Tina Maze dominates ladies skiing this year. There are still six races left in 2012/13 World Cup yet she already passed 2,000 points. Nobody, no man nor lady, accomplished this before. Here is her points accumulation throughout the season:

She has 2079 points at the moment. (Note that she is supposed to have 2074 — but as I total her official results I get 2079. Because of some shared places deduction or something else, I do not know.)

Included above is an outlook — with three scenarios: extremely optimistic (1st place on all six races left), equally pessimistic (DNF 6x) and an average one (with 65 points per race).


A section of rope hangs freely from your hands. What’s the shape? People had thought for some time that it might be parabola. It turns out it has the so-called catenary shape. A parabola is technically a linear combination of quadratic, linear and constant terms (i.e. a 2nd-degree polynomial) while a catenary is a linear combination of hyperbolic cosine and sine functions and a constant, so the two combine very different functions in nature.

But the plots are barely distinct as the image above shows with gray for an imaginary parabola. It would be the right shape in fact had the rope supported a uniform horizontal weight as in the case of bridges where the suspension cables are parabolic.

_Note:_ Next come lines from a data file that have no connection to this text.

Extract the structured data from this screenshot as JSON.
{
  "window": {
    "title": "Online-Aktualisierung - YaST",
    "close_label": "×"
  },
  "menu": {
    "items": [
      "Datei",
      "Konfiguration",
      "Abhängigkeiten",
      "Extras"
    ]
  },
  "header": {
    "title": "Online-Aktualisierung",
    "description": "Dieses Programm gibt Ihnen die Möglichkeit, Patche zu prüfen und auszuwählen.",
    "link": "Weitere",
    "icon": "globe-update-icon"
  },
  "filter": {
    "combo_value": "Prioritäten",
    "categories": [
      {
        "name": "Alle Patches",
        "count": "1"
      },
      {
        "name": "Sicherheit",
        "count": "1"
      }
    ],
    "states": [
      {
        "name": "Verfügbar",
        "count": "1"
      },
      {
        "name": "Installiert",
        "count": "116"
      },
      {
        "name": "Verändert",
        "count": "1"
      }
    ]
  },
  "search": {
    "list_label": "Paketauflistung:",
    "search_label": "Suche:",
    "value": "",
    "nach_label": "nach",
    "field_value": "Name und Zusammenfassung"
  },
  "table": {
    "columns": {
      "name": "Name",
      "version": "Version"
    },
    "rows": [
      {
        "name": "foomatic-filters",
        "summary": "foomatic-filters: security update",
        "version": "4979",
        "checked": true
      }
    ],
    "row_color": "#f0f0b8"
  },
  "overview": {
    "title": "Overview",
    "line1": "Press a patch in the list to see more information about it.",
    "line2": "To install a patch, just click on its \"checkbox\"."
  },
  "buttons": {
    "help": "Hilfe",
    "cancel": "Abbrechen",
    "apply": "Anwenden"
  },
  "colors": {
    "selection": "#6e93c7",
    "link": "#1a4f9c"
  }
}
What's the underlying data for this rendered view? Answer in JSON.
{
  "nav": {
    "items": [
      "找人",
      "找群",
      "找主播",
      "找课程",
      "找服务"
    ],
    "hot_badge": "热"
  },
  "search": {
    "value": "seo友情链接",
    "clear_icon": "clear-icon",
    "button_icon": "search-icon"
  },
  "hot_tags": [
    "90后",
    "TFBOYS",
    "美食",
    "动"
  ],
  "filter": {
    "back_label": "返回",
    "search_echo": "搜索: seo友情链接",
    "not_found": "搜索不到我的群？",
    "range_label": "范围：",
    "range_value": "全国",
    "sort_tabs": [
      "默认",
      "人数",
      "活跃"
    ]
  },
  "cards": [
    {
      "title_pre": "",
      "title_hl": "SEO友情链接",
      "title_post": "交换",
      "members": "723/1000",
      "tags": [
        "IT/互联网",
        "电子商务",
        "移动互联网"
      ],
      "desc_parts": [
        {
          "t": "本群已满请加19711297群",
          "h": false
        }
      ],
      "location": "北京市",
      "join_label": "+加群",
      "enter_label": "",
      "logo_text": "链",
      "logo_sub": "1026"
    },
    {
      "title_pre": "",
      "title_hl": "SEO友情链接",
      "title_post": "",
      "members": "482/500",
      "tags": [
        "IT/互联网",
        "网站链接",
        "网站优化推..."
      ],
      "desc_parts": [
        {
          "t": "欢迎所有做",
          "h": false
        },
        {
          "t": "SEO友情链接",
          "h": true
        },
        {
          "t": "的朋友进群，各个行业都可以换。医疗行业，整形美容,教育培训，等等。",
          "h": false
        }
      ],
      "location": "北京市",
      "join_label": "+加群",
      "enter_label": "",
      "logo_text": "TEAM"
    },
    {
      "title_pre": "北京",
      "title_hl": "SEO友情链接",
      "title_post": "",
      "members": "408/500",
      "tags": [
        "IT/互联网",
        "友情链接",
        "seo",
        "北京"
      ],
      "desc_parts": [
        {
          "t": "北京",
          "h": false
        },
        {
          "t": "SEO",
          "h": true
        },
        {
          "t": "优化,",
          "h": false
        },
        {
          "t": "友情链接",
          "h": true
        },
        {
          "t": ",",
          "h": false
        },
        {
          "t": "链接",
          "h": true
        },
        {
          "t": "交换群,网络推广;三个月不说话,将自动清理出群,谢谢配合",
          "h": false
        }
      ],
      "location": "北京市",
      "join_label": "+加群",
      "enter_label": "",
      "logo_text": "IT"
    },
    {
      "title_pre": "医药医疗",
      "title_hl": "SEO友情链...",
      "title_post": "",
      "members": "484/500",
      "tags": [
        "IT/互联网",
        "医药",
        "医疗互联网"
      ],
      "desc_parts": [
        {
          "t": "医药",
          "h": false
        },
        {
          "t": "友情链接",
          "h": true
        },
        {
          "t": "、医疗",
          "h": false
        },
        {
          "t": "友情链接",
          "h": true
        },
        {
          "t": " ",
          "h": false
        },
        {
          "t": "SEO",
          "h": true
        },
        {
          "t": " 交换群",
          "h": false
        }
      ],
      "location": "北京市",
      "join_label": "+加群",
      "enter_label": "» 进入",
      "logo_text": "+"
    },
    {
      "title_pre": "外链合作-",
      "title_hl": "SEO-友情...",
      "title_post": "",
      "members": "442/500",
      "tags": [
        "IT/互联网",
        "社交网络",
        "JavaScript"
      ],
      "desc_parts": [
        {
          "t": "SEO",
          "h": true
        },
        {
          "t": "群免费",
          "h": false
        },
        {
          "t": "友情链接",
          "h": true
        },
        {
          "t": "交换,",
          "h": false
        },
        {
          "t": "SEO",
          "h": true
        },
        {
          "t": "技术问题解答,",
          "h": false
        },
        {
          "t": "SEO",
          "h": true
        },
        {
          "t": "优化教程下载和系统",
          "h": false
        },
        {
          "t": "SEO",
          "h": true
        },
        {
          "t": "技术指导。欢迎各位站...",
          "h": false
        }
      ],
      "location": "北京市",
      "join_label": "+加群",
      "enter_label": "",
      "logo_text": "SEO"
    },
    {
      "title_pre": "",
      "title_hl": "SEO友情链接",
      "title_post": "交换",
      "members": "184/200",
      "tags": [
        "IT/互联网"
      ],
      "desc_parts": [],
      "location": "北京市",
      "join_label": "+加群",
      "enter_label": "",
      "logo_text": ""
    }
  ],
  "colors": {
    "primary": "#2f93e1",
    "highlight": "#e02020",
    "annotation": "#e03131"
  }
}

Here’s a little puzzle. Let’s say you pull down a catenary in the middle and form an inverted tent (how can you do that, but with your third limb of course). The center of gravity is now located half-way down. Let go of it and the rope goes back to catenary. What about the center of gravity: does it sink, rise or perhaps stay at the same height?

Solution: the center of gravity sinks as you let go of the V-shaped rope. The potential energy buildup that is released comes from you pulling the rope down (and rising the center of gravity).